* _Exercise objective_:
This exercise asks for an exact copy of every entry below, with pictures omitted.
◆ ◆ ◆
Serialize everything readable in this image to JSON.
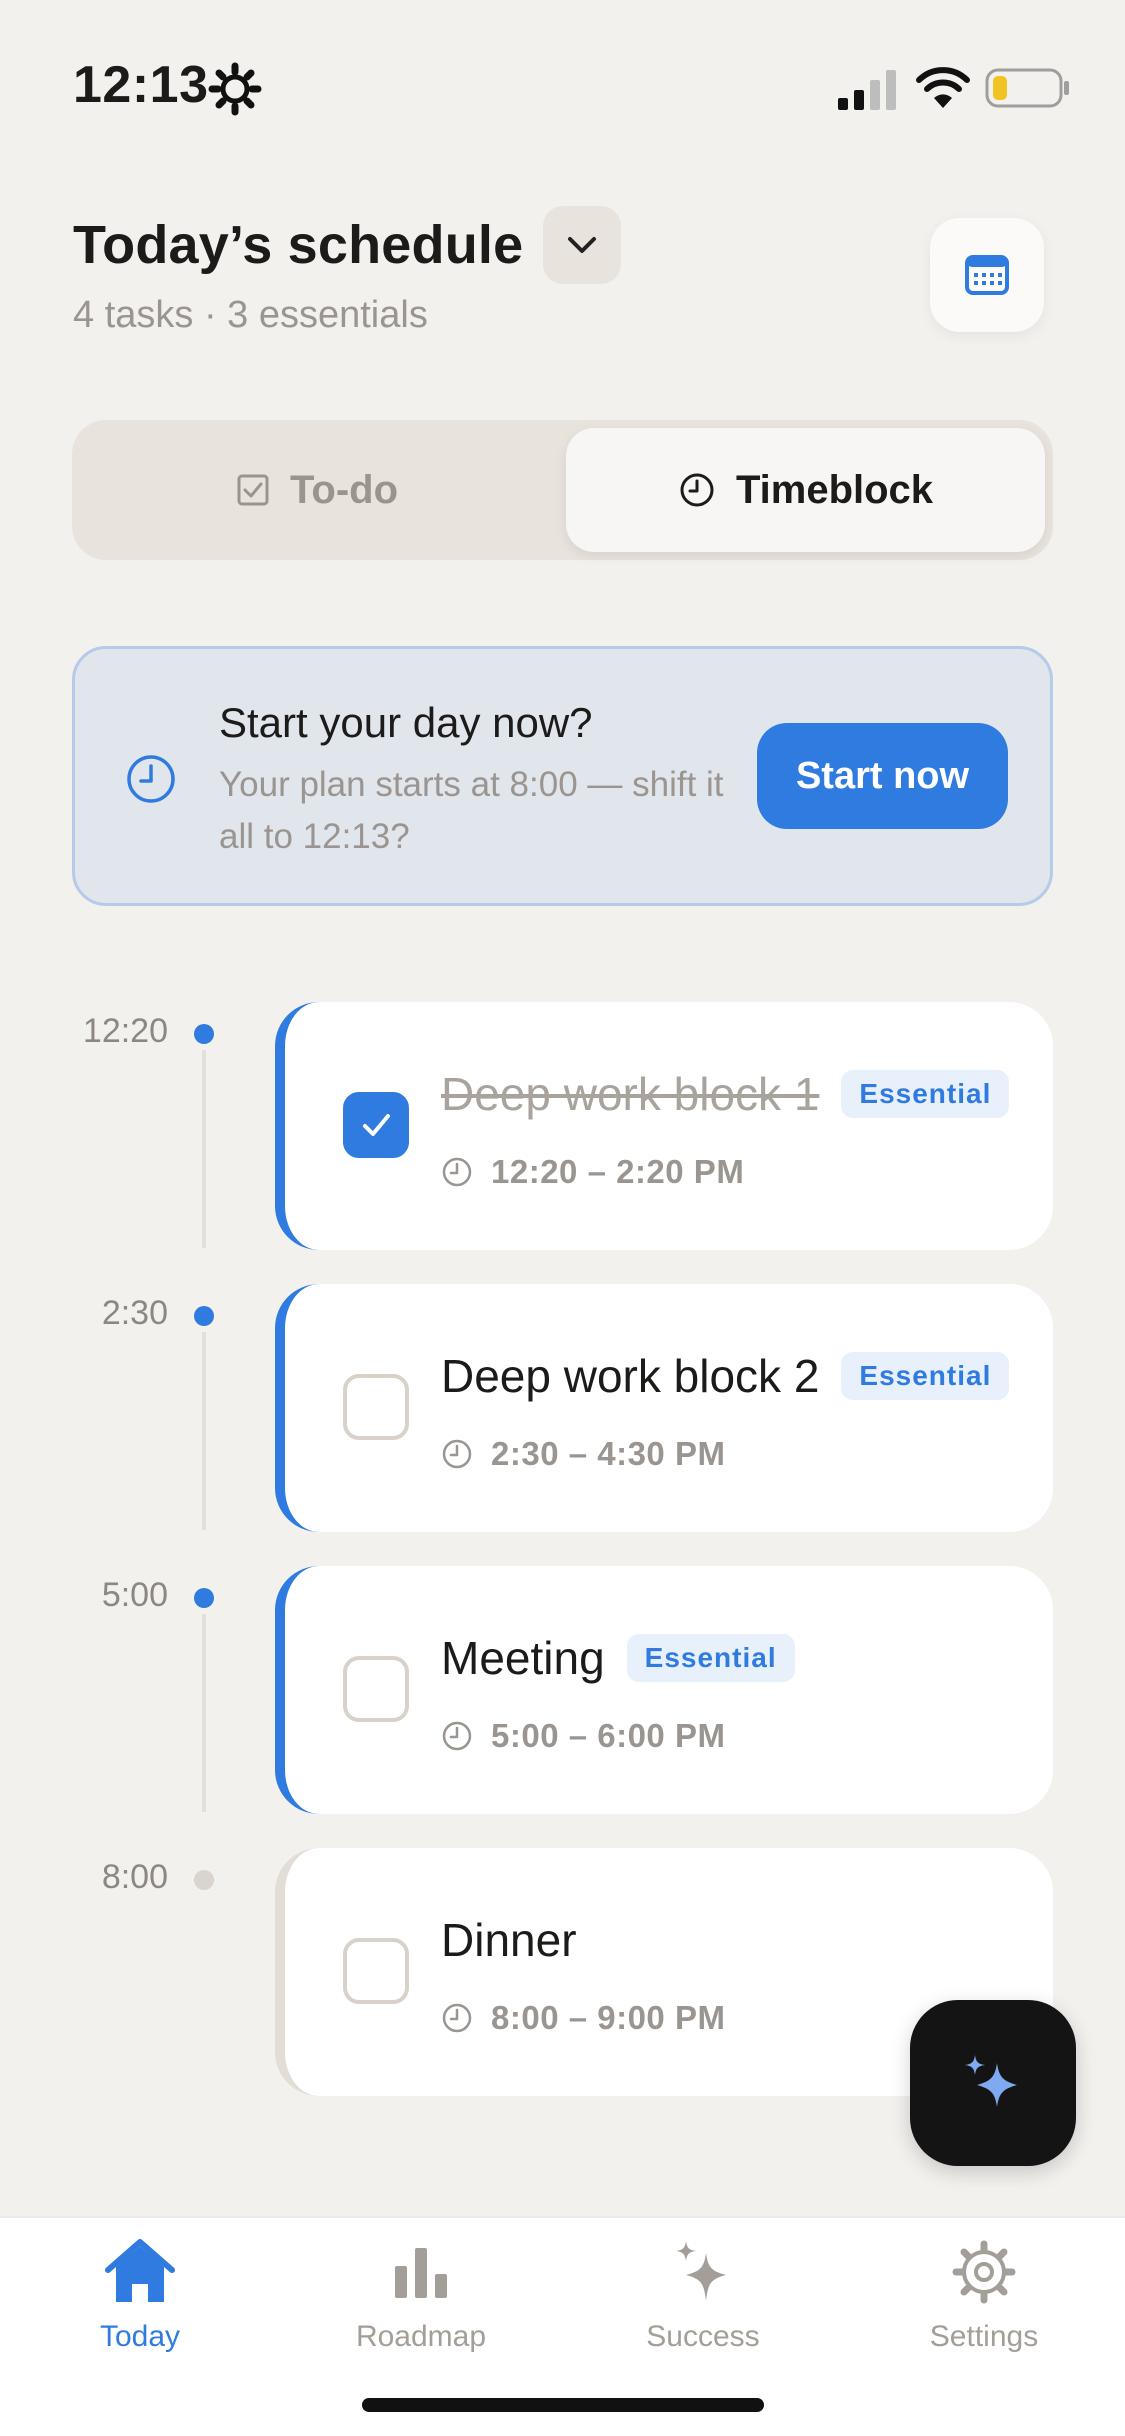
{
  "status_bar": {
    "time": "12:13",
    "icons": [
      "gear-icon",
      "cellular-signal-icon",
      "wifi-icon",
      "battery-low-icon"
    ]
  },
  "header": {
    "title": "Today’s schedule",
    "subtitle": "4 tasks · 3 essentials",
    "dropdown_icon": "chevron-down-icon",
    "calendar_icon": "calendar-icon"
  },
  "view_toggle": {
    "options": [
      {
        "label": "To-do",
        "icon": "checkbox-icon",
        "selected": false
      },
      {
        "label": "Timeblock",
        "icon": "clock-icon",
        "selected": true
      }
    ]
  },
  "banner": {
    "title": "Start your day now?",
    "text": "Your plan starts at 8:00 — shift it all to 12:13?",
    "button_label": "Start now",
    "icon": "clock-icon"
  },
  "schedule": [
    {
      "time_label": "12:20",
      "title": "Deep work block 1",
      "badge": "Essential",
      "time_range": "12:20 – 2:20 PM",
      "done": true
    },
    {
      "time_label": "2:30",
      "title": "Deep work block 2",
      "badge": "Essential",
      "time_range": "2:30 – 4:30 PM",
      "done": false
    },
    {
      "time_label": "5:00",
      "title": "Meeting",
      "badge": "Essential",
      "time_range": "5:00 – 6:00 PM",
      "done": false
    },
    {
      "time_label": "8:00",
      "title": "Dinner",
      "badge": "",
      "time_range": "8:00 – 9:00 PM",
      "done": false
    }
  ],
  "fab": {
    "icon": "sparkles-icon"
  },
  "tab_bar": {
    "tabs": [
      {
        "label": "Today",
        "icon": "home-icon",
        "active": true
      },
      {
        "label": "Roadmap",
        "icon": "bar-chart-icon",
        "active": false
      },
      {
        "label": "Success",
        "icon": "sparkles-icon",
        "active": false
      },
      {
        "label": "Settings",
        "icon": "gear-icon",
        "active": false
      }
    ]
  },
  "colors": {
    "background": "#F3F1EE",
    "accent": "#2F7BE0",
    "badge_background": "#E8F0FB",
    "muted_text": "#9A9590"
  }
}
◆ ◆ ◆
* _Written answer_:
Serialize everything readable in this image to JSON.
{
  "status_bar": {
    "time": "12:13",
    "icons": [
      "gear-icon",
      "cellular-signal-icon",
      "wifi-icon",
      "battery-low-icon"
    ]
  },
  "header": {
    "title": "Today’s schedule",
    "subtitle": "4 tasks · 3 essentials",
    "dropdown_icon": "chevron-down-icon",
    "calendar_icon": "calendar-icon"
  },
  "view_toggle": {
    "options": [
      {
        "label": "To-do",
        "icon": "checkbox-icon",
        "selected": false
      },
      {
        "label": "Timeblock",
        "icon": "clock-icon",
        "selected": true
      }
    ]
  },
  "banner": {
    "title": "Start your day now?",
    "text": "Your plan starts at 8:00 — shift it all to 12:13?",
    "button_label": "Start now",
    "icon": "clock-icon"
  },
  "schedule": [
    {
      "time_label": "12:20",
      "title": "Deep work block 1",
      "badge": "Essential",
      "time_range": "12:20 – 2:20 PM",
      "done": true
    },
    {
      "time_label": "2:30",
      "title": "Deep work block 2",
      "badge": "Essential",
      "time_range": "2:30 – 4:30 PM",
      "done": false
    },
    {
      "time_label": "5:00",
      "title": "Meeting",
      "badge": "Essential",
      "time_range": "5:00 – 6:00 PM",
      "done": false
    },
    {
      "time_label": "8:00",
      "title": "Dinner",
      "badge": "",
      "time_range": "8:00 – 9:00 PM",
      "done": false
    }
  ],
  "fab": {
    "icon": "sparkles-icon"
  },
  "tab_bar": {
    "tabs": [
      {
        "label": "Today",
        "icon": "home-icon",
        "active": true
      },
      {
        "label": "Roadmap",
        "icon": "bar-chart-icon",
        "active": false
      },
      {
        "label": "Success",
        "icon": "sparkles-icon",
        "active": false
      },
      {
        "label": "Settings",
        "icon": "gear-icon",
        "active": false
      }
    ]
  },
  "colors": {
    "background": "#F3F1EE",
    "accent": "#2F7BE0",
    "badge_background": "#E8F0FB",
    "muted_text": "#9A9590"
  }
}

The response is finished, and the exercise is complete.